Rising through resilience

She’s a champion in swimming and life, and from the moment you meet her you’re blown away by her positivity and bubbly personality. In the December issue of Retail Pharmacy Assistants magazine, we spoke with Meagen Nay, whose drive, resilience and determination have helped her to overcome many life challenges while achieving great success along the way.

Describing herself as “resilient, strong and fun”, former Olympic swimmer Meagen Nay, who represented Australia at both the Beijing (2008) and London (2012) Olympic Games, is nothing short of inspiring.

Instantly on meeting the 32-year-old, her infectious, bubbly personality makes her seem like an old friend.

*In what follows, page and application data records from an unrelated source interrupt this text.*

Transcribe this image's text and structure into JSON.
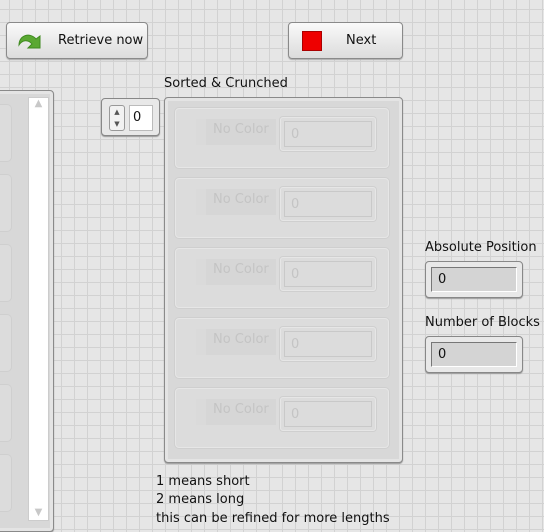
{
  "toolbar": {
    "retrieve_label": "Retrieve now",
    "next_label": "Next",
    "next_color": "#ee0000",
    "retrieve_icon": "green-curved-arrow"
  },
  "array": {
    "label": "Sorted & Crunched",
    "index": "0",
    "elements": [
      {
        "color": "No Color",
        "value": "0"
      },
      {
        "color": "No Color",
        "value": "0"
      },
      {
        "color": "No Color",
        "value": "0"
      },
      {
        "color": "No Color",
        "value": "0"
      },
      {
        "color": "No Color",
        "value": "0"
      }
    ]
  },
  "indicators": {
    "absolute_position": {
      "label": "Absolute Position",
      "value": "0"
    },
    "number_of_blocks": {
      "label": "Number of Blocks",
      "value": "0"
    }
  },
  "note": {
    "line1": "1 means short",
    "line2": "2 means long",
    "line3": "this can be refined for more lengths"
  }
}
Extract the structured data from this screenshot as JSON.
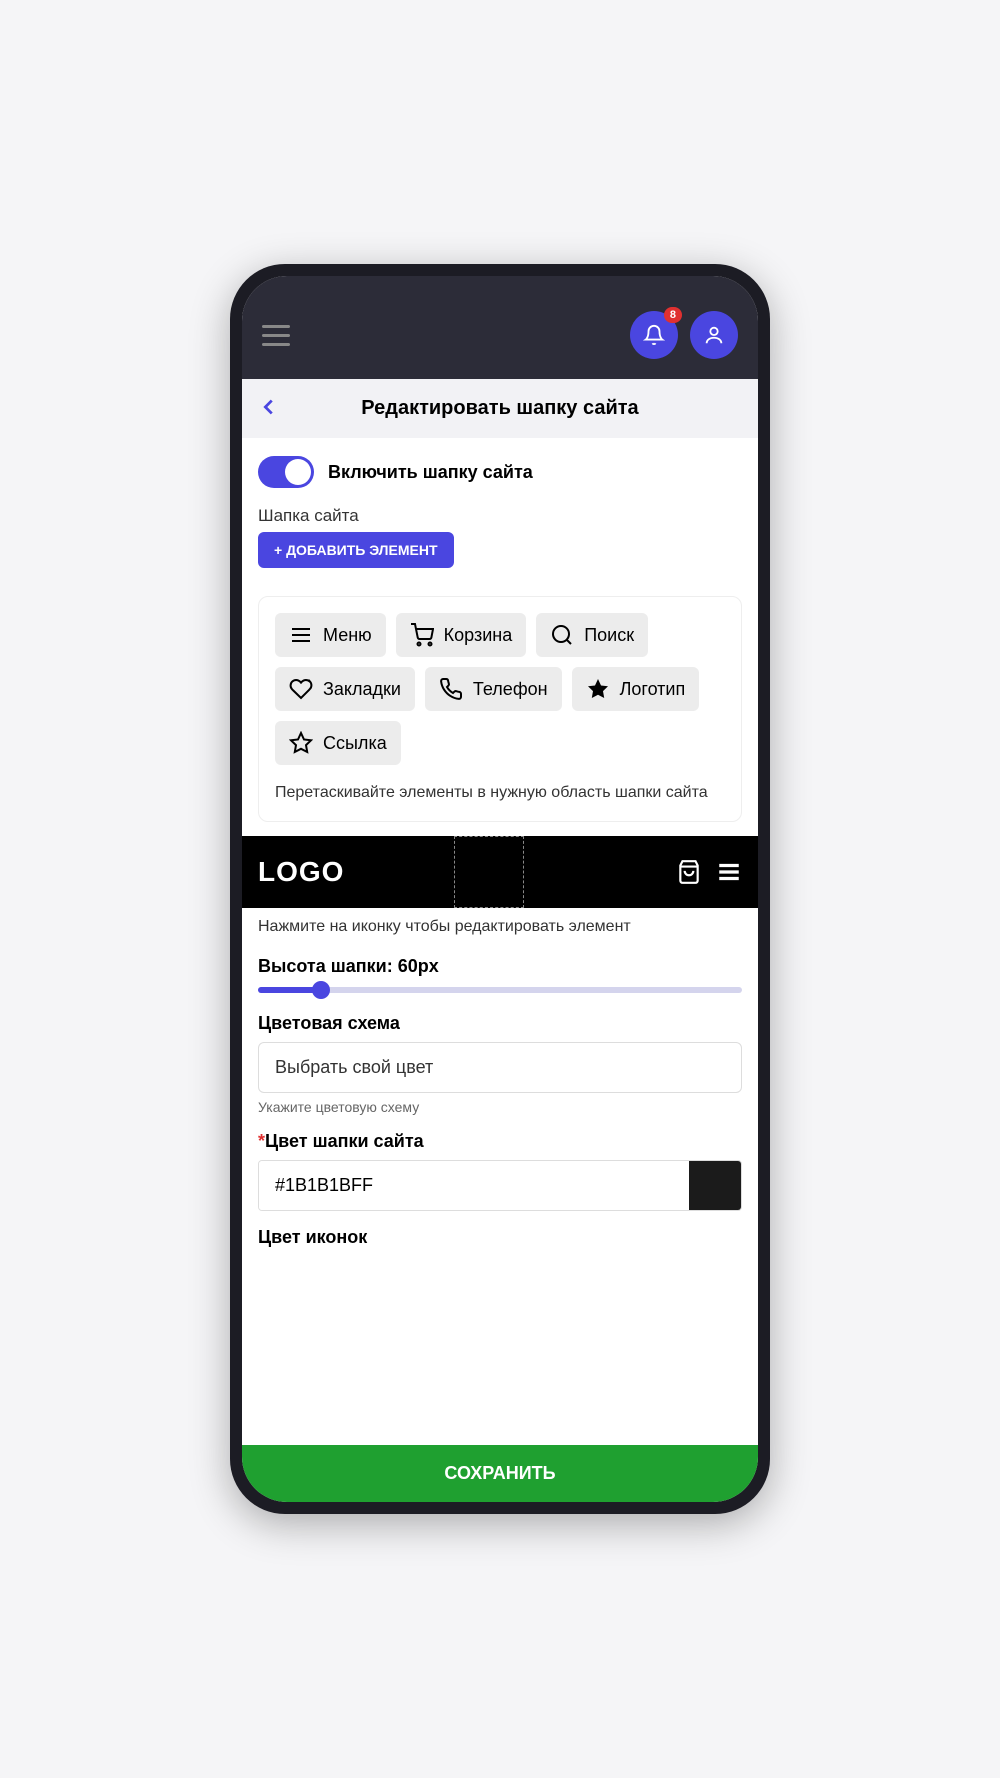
{
  "header": {
    "badge_count": "8"
  },
  "page": {
    "title": "Редактировать шапку сайта",
    "toggle_label": "Включить шапку сайта",
    "section_label": "Шапка сайта",
    "add_button": "+ ДОБАВИТЬ ЭЛЕМЕНТ",
    "elements_hint": "Перетаскивайте элементы в нужную область шапки сайта",
    "preview_hint": "Нажмите на иконку чтобы редактировать элемент",
    "logo_text": "LOGO",
    "save_button": "СОХРАНИТЬ"
  },
  "elements": {
    "menu": "Меню",
    "cart": "Корзина",
    "search": "Поиск",
    "bookmarks": "Закладки",
    "phone": "Телефон",
    "logo": "Логотип",
    "link": "Ссылка"
  },
  "height": {
    "label": "Высота шапки: 60px",
    "value": 60,
    "min": 0,
    "max": 460
  },
  "color_scheme": {
    "label": "Цветовая схема",
    "selected": "Выбрать свой цвет",
    "helper": "Укажите цветовую схему"
  },
  "header_color": {
    "label": "Цвет шапки сайта",
    "value": "#1B1B1BFF"
  },
  "icon_color": {
    "label": "Цвет иконок"
  }
}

“[I’m] pretty normal, humble and down to earth,” she says as we begin our chat on a windy Thursday afternoon on the Gold Coast, her hometown.

“I’ve had some pretty hectic things happen in the past … [but] I like to take the positives out of everything,” she said.

The “hectic things” she speaks of include not only a recent diabetes diagnosis (more on that later) but also the tragic passing of her dad, Olympic swimmer Robbie Nay, in 1992, and then her brother, Amos Nay, in 2009, both in eerily similar circumstances involving motor vehicle accidents.

“When my dad died, I was young … I was three or four,” she said. “Not that it’s easier, but I just don’t have any memories of that. She adds that because this happened at such an early age, she “didn’t know any different” while growing up.

This wasn’t the case, however, when her brother died.

“When my brother passed away, I was racing at the World Championships, and my coach told me,” she said. “I think I was numb for a year or a year and a half. It was really kind of a weird time.

“I feel like I didn’t deal with it straight away. It took me a while to kind of deal with it and to come to terms with it. I don’t think there were one or two things that I did to [help get me through] … I have a really supportive network, which I think is important – my family.

“Everyone deals with things in different ways. We’re all different. And for me [eventually], I just threw myself into swimming. I’d wanted to give swimming away as soon as it happened … I couldn’t get back into swimming.

“But then I think the only thing that took my mind of it was swimming. After having a good break, I just kind of threw myself into swimming and kept busy.”

The diabetes diagnosis

While throwing herself back into the pool helped her deal with the loss of her brother, the skills she developed over the years of being an elite athlete also helped her to come to terms with her recent diabetes diagnosis.

“Being an elite athlete helped me because I feel, mentally, I’m very strong and very resilient to things that have happened and I’ve kind of got through them,” she said, admitting, though, that learning of her condition was a “bit of a shock”.

“I had all the symptoms,” Ms Nay said, recalling the lead-up to her diagnosis. “I was really thirsty all the time. I just put that down to training – that I was dehydrated because I was training every day, not swimming. I do F45 [now].

“And I thought that maybe I wasn’t drinking enough. Another sign is you pee a lot. So, I was like, well, I’m drinking a lot of water, so obviously I’m very hydrated then.”

She also experienced fatigue and blurry vision, which “scared me a little bit – I went to get my eyes checked”. Although given the all-clear on this, she went on to get frequent illnesses.

“I just kept getting sick,” she said. “I kept getting tonsilitis really bad. I just kept reoccurring and I went to my GP, and he was like, ‘let’s just get a blood test to make sure it’s [nothing] else’.”

She describes her GP explaining to her what a normal blood glucose level (BGL) range is – usually between 4 and 8mmol/lt, but this can vary from person to person – “and mine was up at 27.2mmol/lt”.

“It was a bit scary. You think you’re fit and healthy. I eat pretty healthily, [but] I think it’s a good kind of wake-up,” she said.

She was diagnosed with latent autoimmune diabetes of adulthood in January 2020.

Her advice to retail pharmacy assistants

As someone told she has a life-altering condition and dealing with the shock and frustration that initially resulted from the diagnosis, Ms Nay’s suggestion to retail pharmacy assistants is to remember that “we’re [all] human”.

“Every single person is human … everyone is different, and I feel like everyone is dealing with things in different ways,” she said. “So, I always say, we’re [all] very different, so be kind to everyone, because somebody might be dealing with something you have no idea about.

“Just be kind. And make sure that you do things that you really love. Be kind, have fun and just remember that everyone’s human. Take [it] one day at a time.”

To read the full feature as it appears in the December issue of Retail Pharmacy Assistants magazine, visit: rpassistants.com.au/magazines/retail-pharmacy-assistants-december-2020/